Copy all the lines of the data that include the word "content".

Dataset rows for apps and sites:

'''

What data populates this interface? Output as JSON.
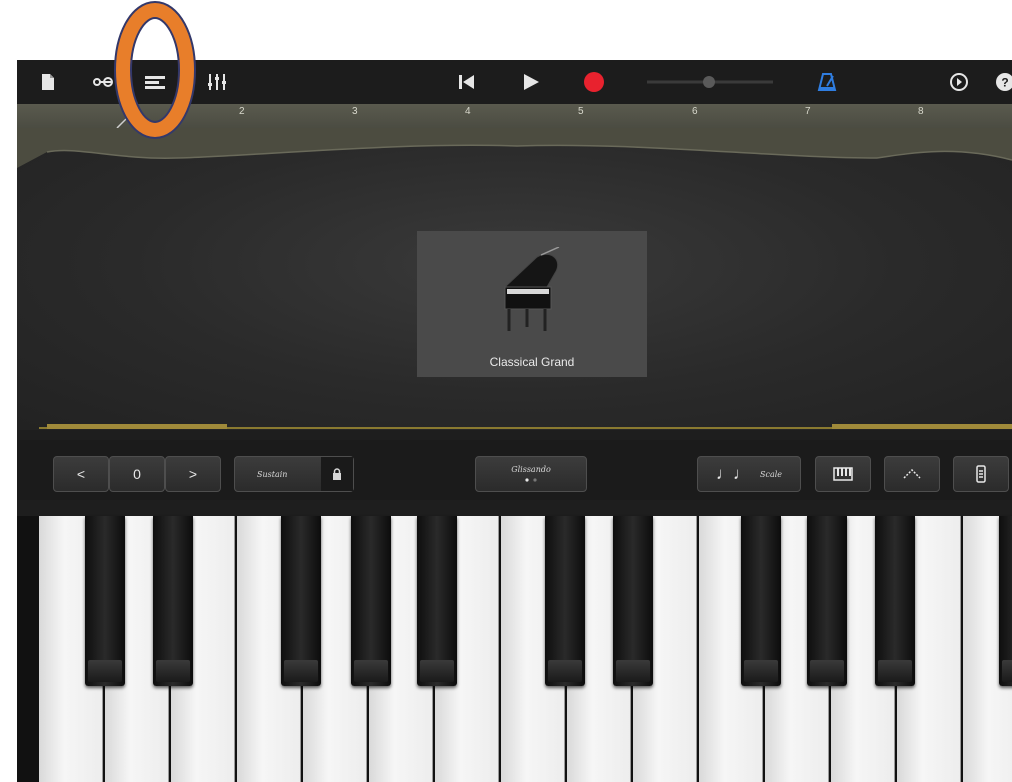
{
  "toolbar": {
    "icons": [
      "document-icon",
      "loop-icon",
      "tracks-view-icon",
      "mixer-icon",
      "rewind-icon",
      "play-icon",
      "record-icon",
      "volume-slider",
      "metronome-icon",
      "settings-icon",
      "help-icon"
    ],
    "record_color": "#e8222e",
    "metronome_color": "#2f7de0"
  },
  "ruler": {
    "bars": [
      "2",
      "3",
      "4",
      "5",
      "6",
      "7",
      "8"
    ]
  },
  "instrument": {
    "name": "Classical Grand"
  },
  "controls": {
    "octave_down": "<",
    "octave_value": "0",
    "octave_up": ">",
    "sustain_label": "Sustain",
    "glissando_label": "Glissando",
    "scale_label": "Scale",
    "notes_glyph": "♩♩"
  },
  "annotation": {
    "ring_color": "#e87e2a"
  },
  "colors": {
    "accent_gold": "#a08a3a"
  }
}
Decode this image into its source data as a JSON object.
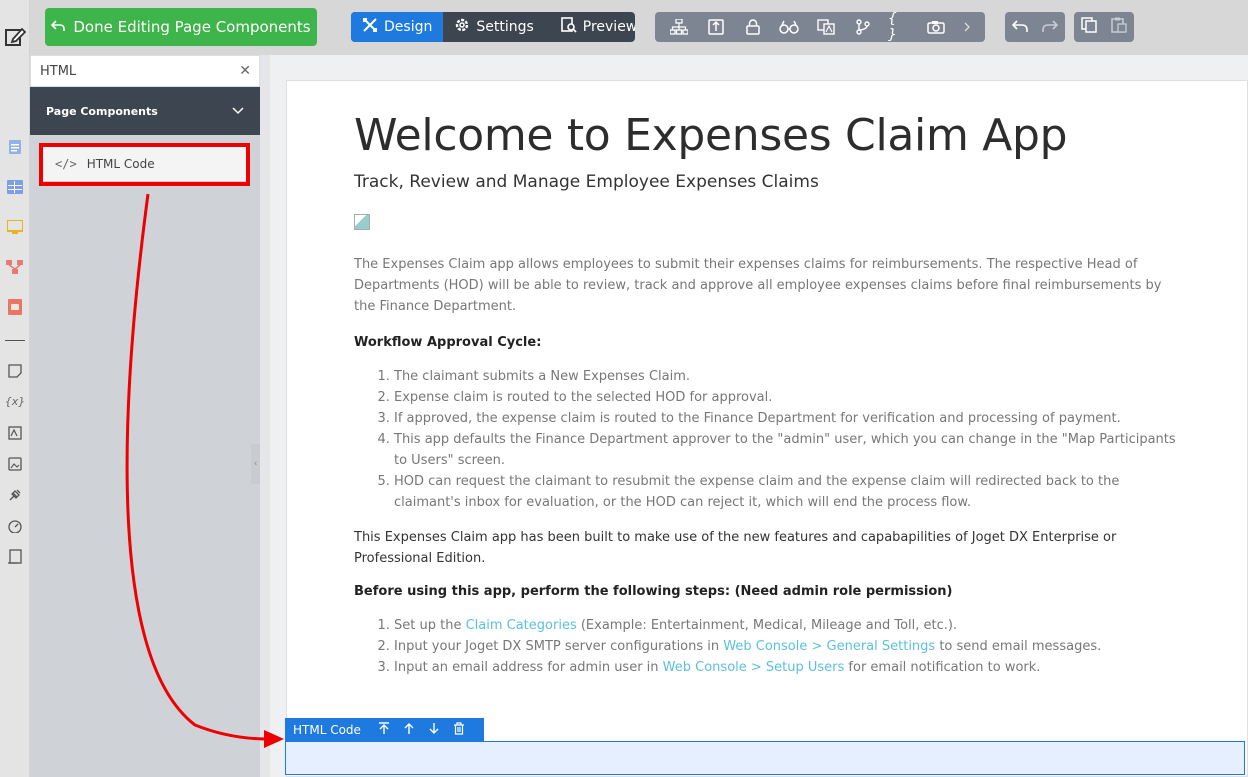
{
  "toolbar": {
    "done_label": "Done Editing Page Components",
    "modes": [
      {
        "label": "Design",
        "active": true
      },
      {
        "label": "Settings",
        "active": false
      },
      {
        "label": "Preview",
        "active": false
      }
    ]
  },
  "sidebar": {
    "search_value": "HTML",
    "section_title": "Page Components",
    "component_label": "HTML Code"
  },
  "content": {
    "title": "Welcome to Expenses Claim App",
    "subtitle": "Track, Review and Manage Employee Expenses Claims",
    "intro": "The Expenses Claim app allows employees to submit their expenses claims for reimbursements. The respective Head of Departments (HOD) will be able to review, track and approve all employee expenses claims before final reimbursements by the Finance Department.",
    "workflow_heading": "Workflow Approval Cycle:",
    "workflow_steps": [
      "The claimant submits a New Expenses Claim.",
      "Expense claim is routed to the selected HOD for approval.",
      "If approved, the expense claim is routed to the Finance Department for verification and processing of payment.",
      "This app defaults the Finance Department approver to the \"admin\" user, which you can change in the \"Map Participants to Users\" screen.",
      "HOD can request the claimant to resubmit the expense claim and the expense claim will redirected back to the claimant's inbox for evaluation, or the HOD can reject it, which will end the process flow."
    ],
    "built_with": "This Expenses Claim app has been built to make use of the new features and capabapilities of Joget DX Enterprise or Professional Edition.",
    "before_heading": "Before using this app, perform the following steps: (Need admin role permission)",
    "setup": {
      "s1_pre": "Set up the ",
      "s1_link": "Claim Categories",
      "s1_post": " (Example: Entertainment, Medical, Mileage and Toll, etc.).",
      "s2_pre": "Input your Joget DX SMTP server configurations in ",
      "s2_link": "Web Console > General Settings",
      "s2_post": " to send email messages.",
      "s3_pre": "Input an email address for admin user in ",
      "s3_link": "Web Console > Setup Users",
      "s3_post": " for email notification to work."
    }
  },
  "component_tag": {
    "label": "HTML Code"
  },
  "colors": {
    "done_button": "#3db54a",
    "active_mode": "#1f7ae0",
    "highlight": "#ef0000",
    "link": "#5bc0de"
  }
}
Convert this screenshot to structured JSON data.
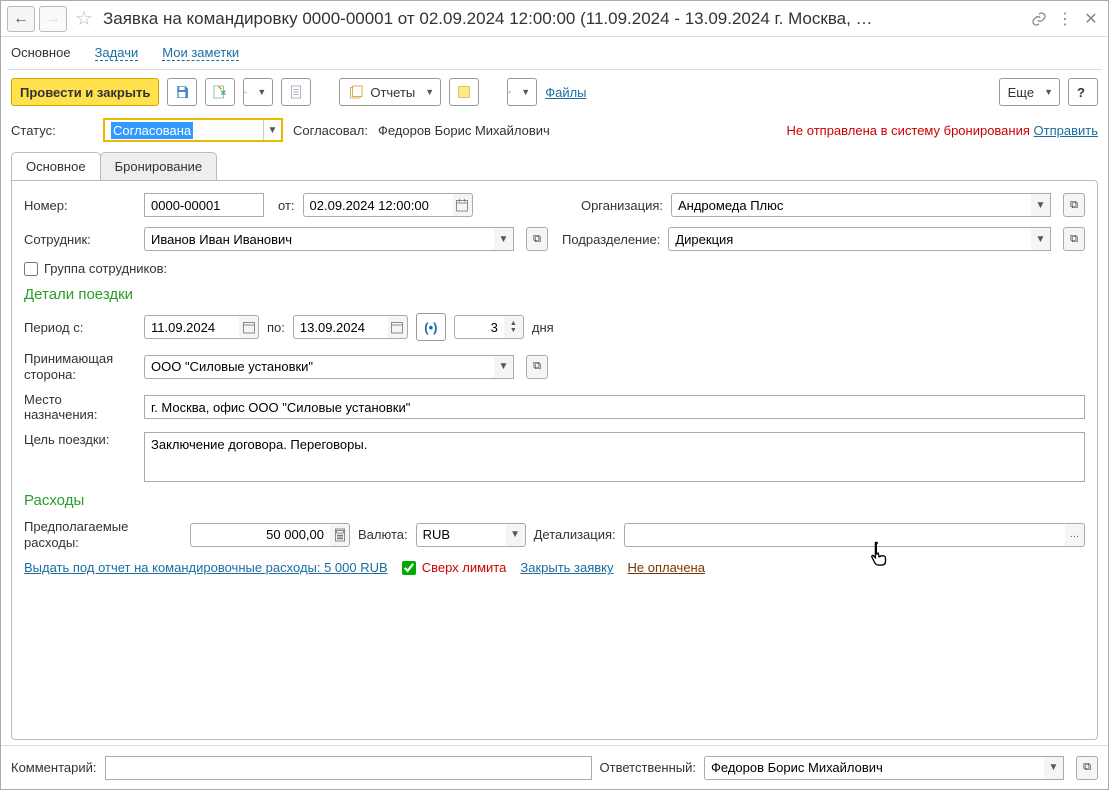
{
  "titlebar": {
    "title": "Заявка на командировку 0000-00001  от 02.09.2024 12:00:00 (11.09.2024 - 13.09.2024 г. Москва, …"
  },
  "nav": {
    "main": "Основное",
    "tasks": "Задачи",
    "notes": "Мои заметки"
  },
  "toolbar": {
    "post_close": "Провести и закрыть",
    "reports": "Отчеты",
    "files": "Файлы",
    "more": "Еще"
  },
  "status": {
    "label": "Статус:",
    "value": "Согласована",
    "approved_by_label": "Согласовал:",
    "approved_by": "Федоров Борис Михайлович",
    "warn": "Не отправлена в систему бронирования",
    "send": "Отправить"
  },
  "tabs": {
    "main": "Основное",
    "booking": "Бронирование"
  },
  "form": {
    "number_label": "Номер:",
    "number": "0000-00001",
    "from_label": "от:",
    "date": "02.09.2024 12:00:00",
    "org_label": "Организация:",
    "org": "Андромеда Плюс",
    "employee_label": "Сотрудник:",
    "employee": "Иванов Иван Иванович",
    "dept_label": "Подразделение:",
    "dept": "Дирекция",
    "group_label": "Группа сотрудников:",
    "trip_section": "Детали поездки",
    "period_from_label": "Период с:",
    "period_from": "11.09.2024",
    "period_to_label": "по:",
    "period_to": "13.09.2024",
    "days": "3",
    "days_label": "дня",
    "host_label": "Принимающая сторона:",
    "host": "ООО \"Силовые установки\"",
    "destination_label": "Место назначения:",
    "destination": "г. Москва, офис ООО \"Силовые установки\"",
    "purpose_label": "Цель поездки:",
    "purpose": "Заключение договора. Переговоры.",
    "expenses_section": "Расходы",
    "est_label": "Предполагаемые расходы:",
    "est": "50 000,00",
    "currency_label": "Валюта:",
    "currency": "RUB",
    "details_label": "Детализация:",
    "advance_link": "Выдать под отчет на командировочные расходы: 5 000 RUB",
    "over_limit": "Сверх лимита",
    "close_req": "Закрыть заявку",
    "not_paid": "Не оплачена"
  },
  "footer": {
    "comment_label": "Комментарий:",
    "responsible_label": "Ответственный:",
    "responsible": "Федоров Борис Михайлович"
  }
}
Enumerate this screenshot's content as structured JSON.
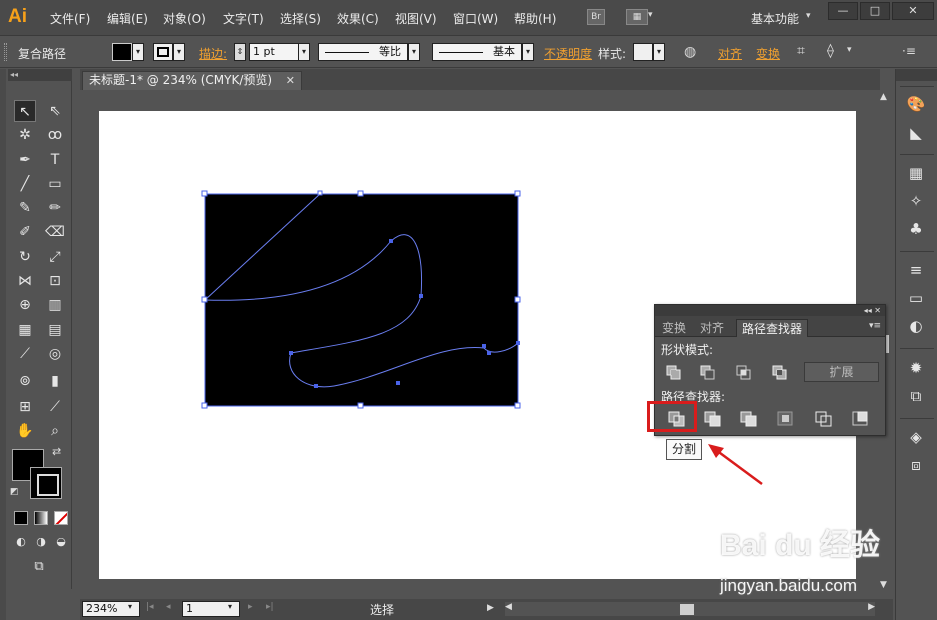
{
  "app": {
    "logo": "Ai",
    "menus": [
      "文件(F)",
      "编辑(E)",
      "对象(O)",
      "文字(T)",
      "选择(S)",
      "效果(C)",
      "视图(V)",
      "窗口(W)",
      "帮助(H)"
    ],
    "bridge_label": "Br",
    "workspace": "基本功能",
    "workspace_arrow": "▾",
    "window_buttons": [
      "—",
      "□",
      "✕"
    ]
  },
  "control_bar": {
    "selection_type": "复合路径",
    "stroke_label": "描边:",
    "stroke_weight": "1 pt",
    "profile_label": "等比",
    "brush_label": "基本",
    "opacity_label": "不透明度",
    "style_label": "样式:",
    "align_label": "对齐",
    "transform_label": "变换"
  },
  "document": {
    "tab_title": "未标题-1* @ 234% (CMYK/预览)",
    "tab_close": "✕"
  },
  "status_bar": {
    "zoom": "234%",
    "page": "1",
    "mode": "选择"
  },
  "pathfinder_panel": {
    "top_controls": "◂◂ ✕",
    "tabs": [
      "变换",
      "对齐",
      "路径查找器"
    ],
    "active_tab": 2,
    "menu_icon": "▾≡",
    "shape_modes_label": "形状模式:",
    "pathfinders_label": "路径查找器:",
    "expand_button": "扩展",
    "shape_mode_icons": [
      "unite-icon",
      "minus-front-icon",
      "intersect-icon",
      "exclude-icon"
    ],
    "pathfinder_icons": [
      "divide-icon",
      "trim-icon",
      "merge-icon",
      "crop-icon",
      "outline-icon",
      "minus-back-icon"
    ],
    "tooltip": "分割"
  },
  "colors": {
    "accent_orange": "#f0a030",
    "highlight_red": "#d91c1c",
    "selection_blue": "#4a63e8",
    "artwork_fill": "#000000"
  },
  "watermark": {
    "brand": "Bai du 经验",
    "url": "jingyan.baidu.com"
  }
}
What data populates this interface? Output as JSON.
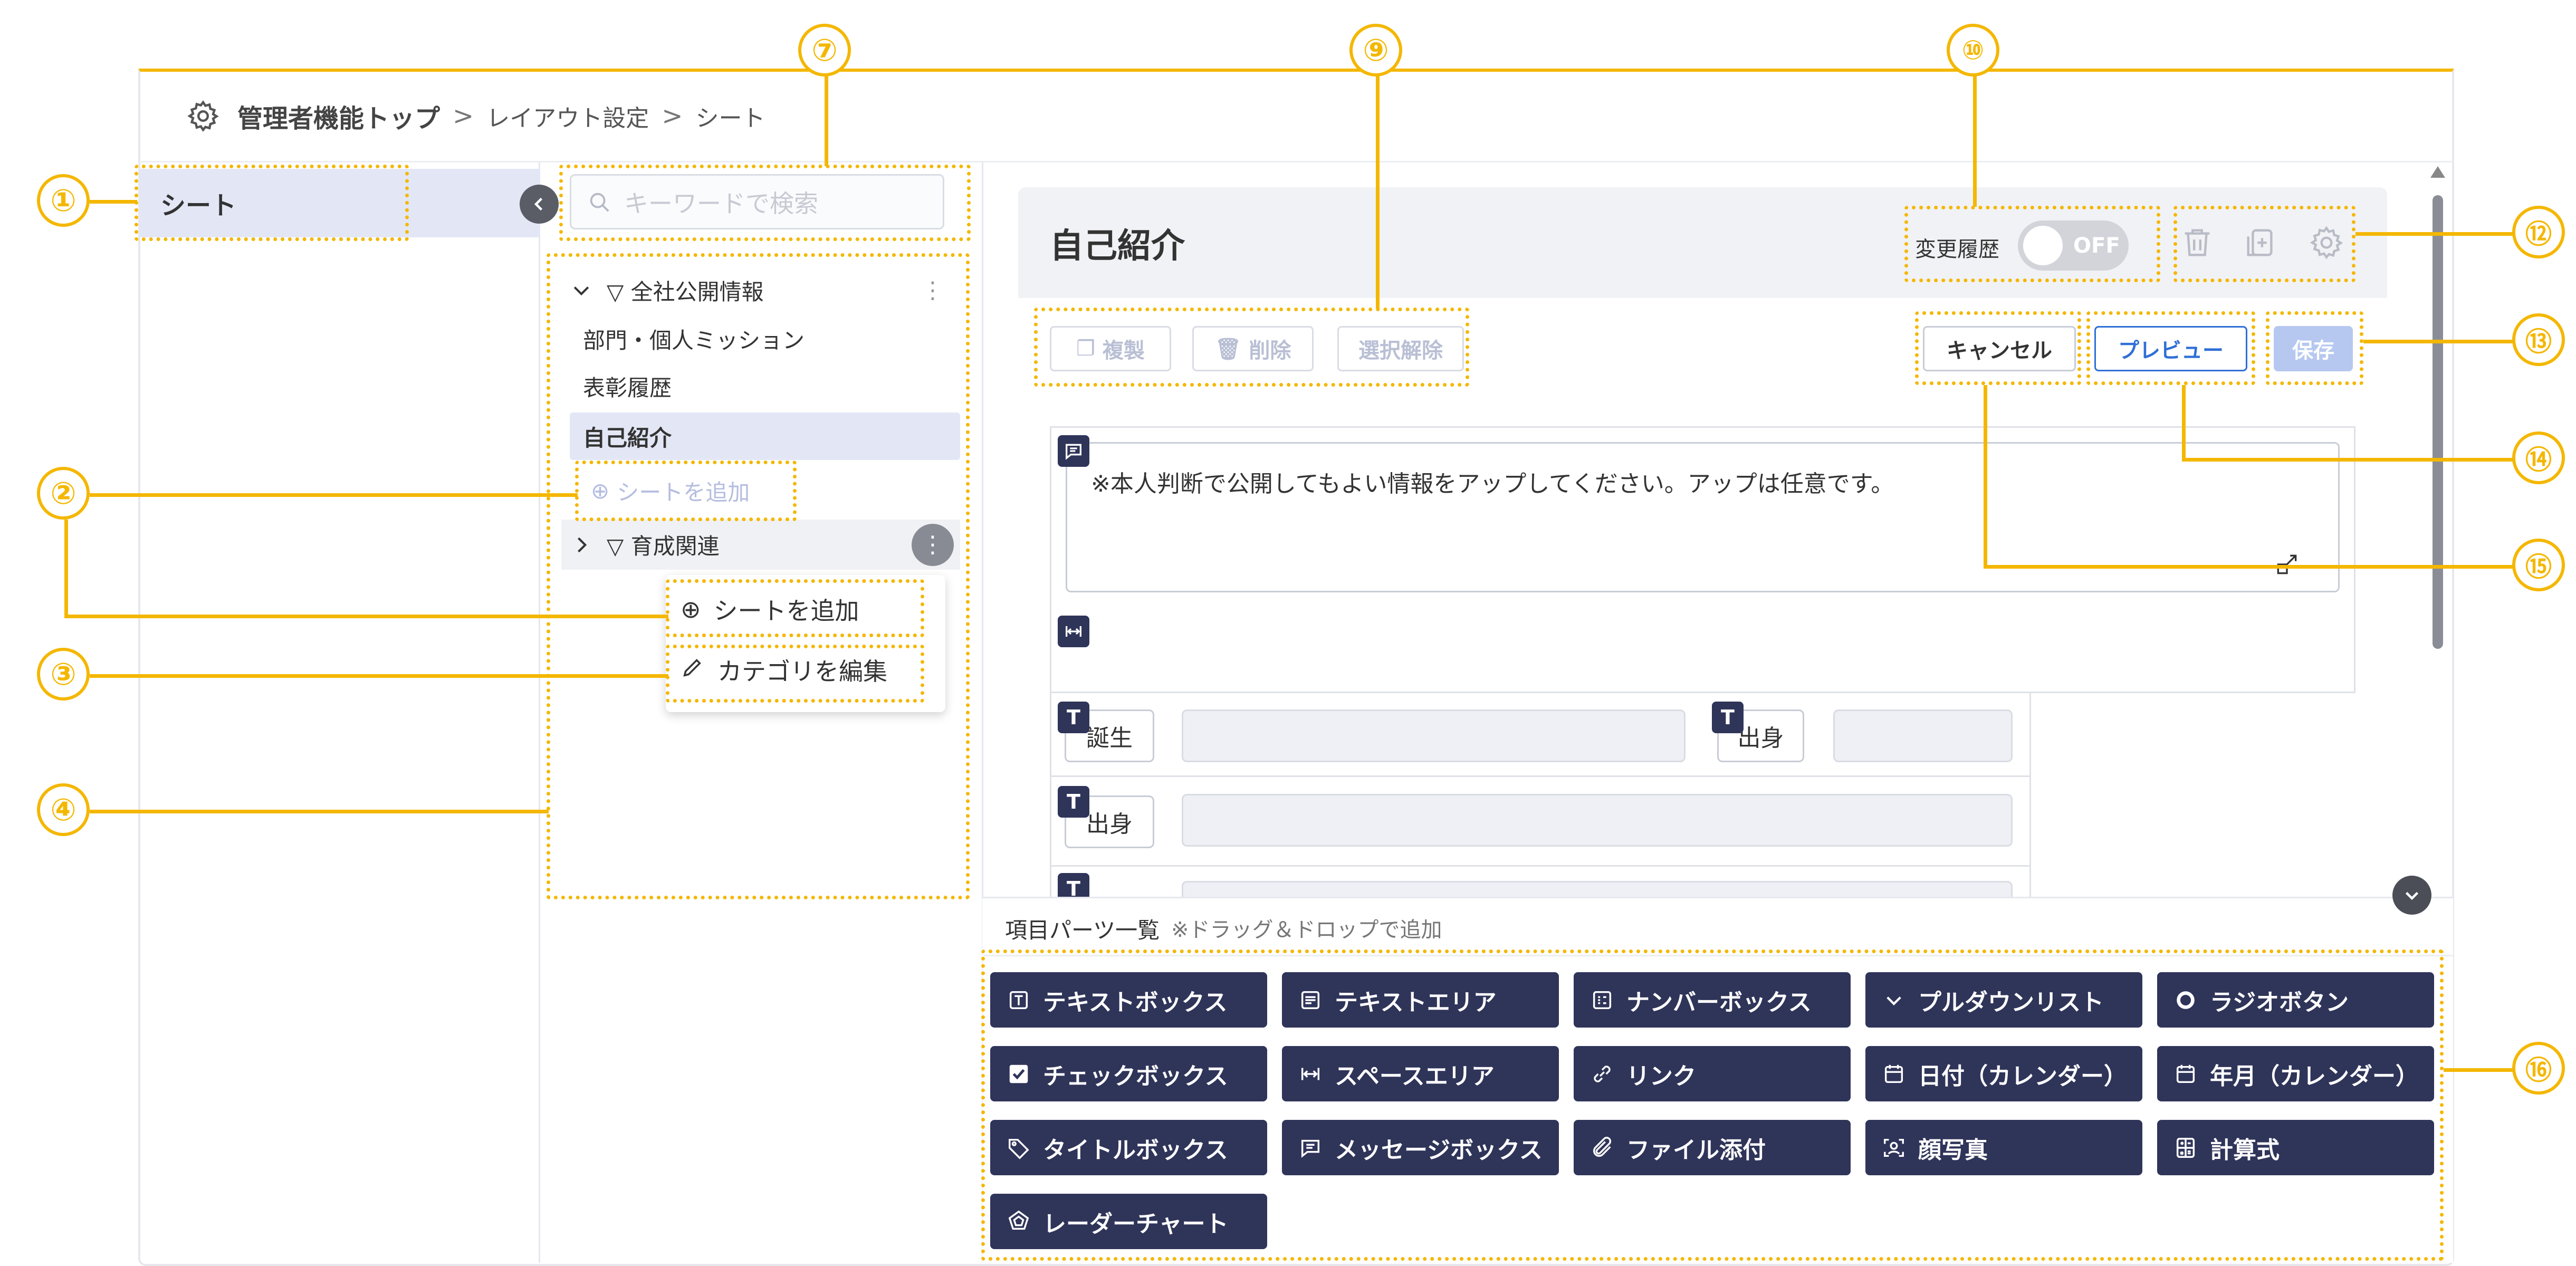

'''

• _RESPONSE AREA_
  "content": {
Enumerate this screenshot's content as structured JSON.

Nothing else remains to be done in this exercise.